Document Type



It has become increasingly clear in recent years that some proteins are capable of binding most common anions, and many studies with organic dye anions, detergent anions, and with some inorganic anions have been reported. On the basis of some of these studies Klotz and Urquhart4 have suggested that a "binding index" exists, which can be computed from the amino acid composition of a protein, and which will predict the relative affinity of different proteins for any anion. It would be desirable to test this hypothesis for chloride ion, since this is the most abundant anion in physiological systems. Unfortunately, chloride binding has been measured for only one protein, human serum albumin. The results obtained with this protein were, however, especially interesting in that they showed that an indirect method of computing chloride binding from the effect of chlorides upon the pH of an isoionic protein solution gives results in good agreement with direct determination. Since data on pH changes resulting from salt addition are available in the literature for a few proteins, it becomes possible to compute the extent of chloride binding for these proteins, and this has been done in this paper for egg albumin, beta lactoglobulin, and horse carboxyhemoglobin.

Publication Date


Journal Title

Proceedings of the Iowa Academy of Science





First Page


Last Page



©1950 Iowa Academy of Science, Inc.



File Format




To view the content in your browser, please download Adobe Reader or, alternately,
you may Download the file to your hard drive.
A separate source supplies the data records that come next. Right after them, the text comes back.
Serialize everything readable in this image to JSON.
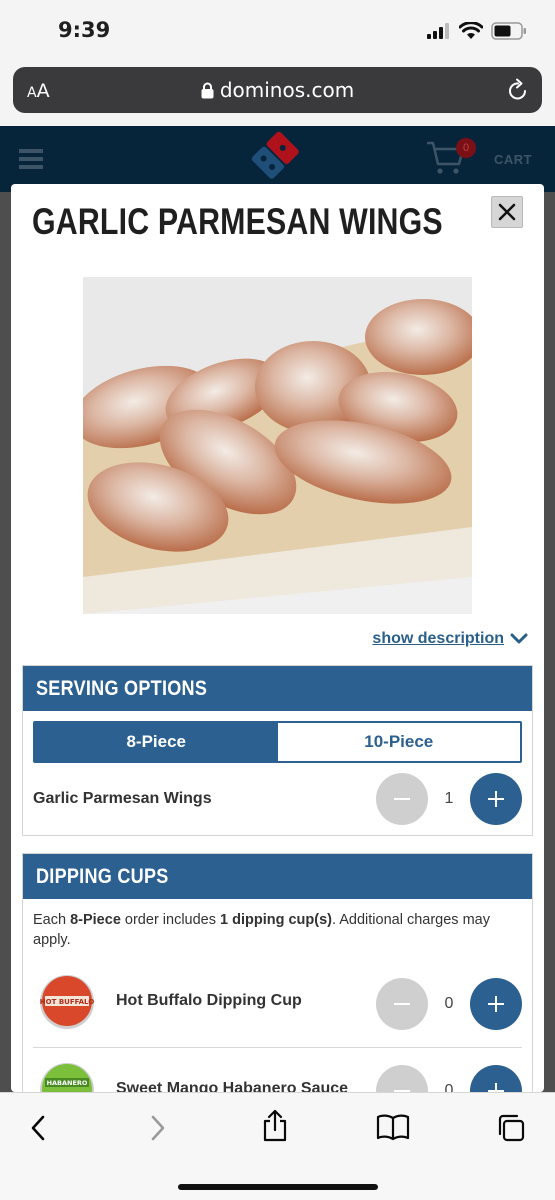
{
  "status_bar": {
    "time": "9:39"
  },
  "browser": {
    "aa_label_big": "A",
    "aa_label_small": "A",
    "url": "dominos.com"
  },
  "header": {
    "cart_count": "0",
    "cart_label": "CART"
  },
  "modal": {
    "title": "GARLIC PARMESAN WINGS",
    "show_description": "show description",
    "serving_options": {
      "heading": "SERVING OPTIONS",
      "options": [
        "8-Piece",
        "10-Piece"
      ],
      "selected": "8-Piece",
      "item_label": "Garlic Parmesan Wings",
      "quantity": "1"
    },
    "dipping_cups": {
      "heading": "DIPPING CUPS",
      "note_pre": "Each ",
      "note_piece": "8-Piece",
      "note_mid": " order includes ",
      "note_cups": "1 dipping cup(s)",
      "note_post": ". Additional charges may apply.",
      "items": [
        {
          "name": "Hot Buffalo Dipping Cup",
          "quantity": "0",
          "cup_text": "HOT BUFFALO",
          "cup_color": "#d9482b"
        },
        {
          "name": "Sweet Mango Habanero Sauce",
          "quantity": "0",
          "cup_text": "HABANERO",
          "cup_color": "#7bbf3a"
        }
      ]
    }
  },
  "colors": {
    "brand_blue": "#2c6090",
    "header_navy": "#06253a",
    "disabled_gray": "#cfcfcf"
  }
}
NOTE: The latest versions of Adobe Reader do not support viewing PDF files within Firefox on Mac OS and if you are using a modern (Intel) Mac, there is no official plugin for viewing PDF files within the browser window.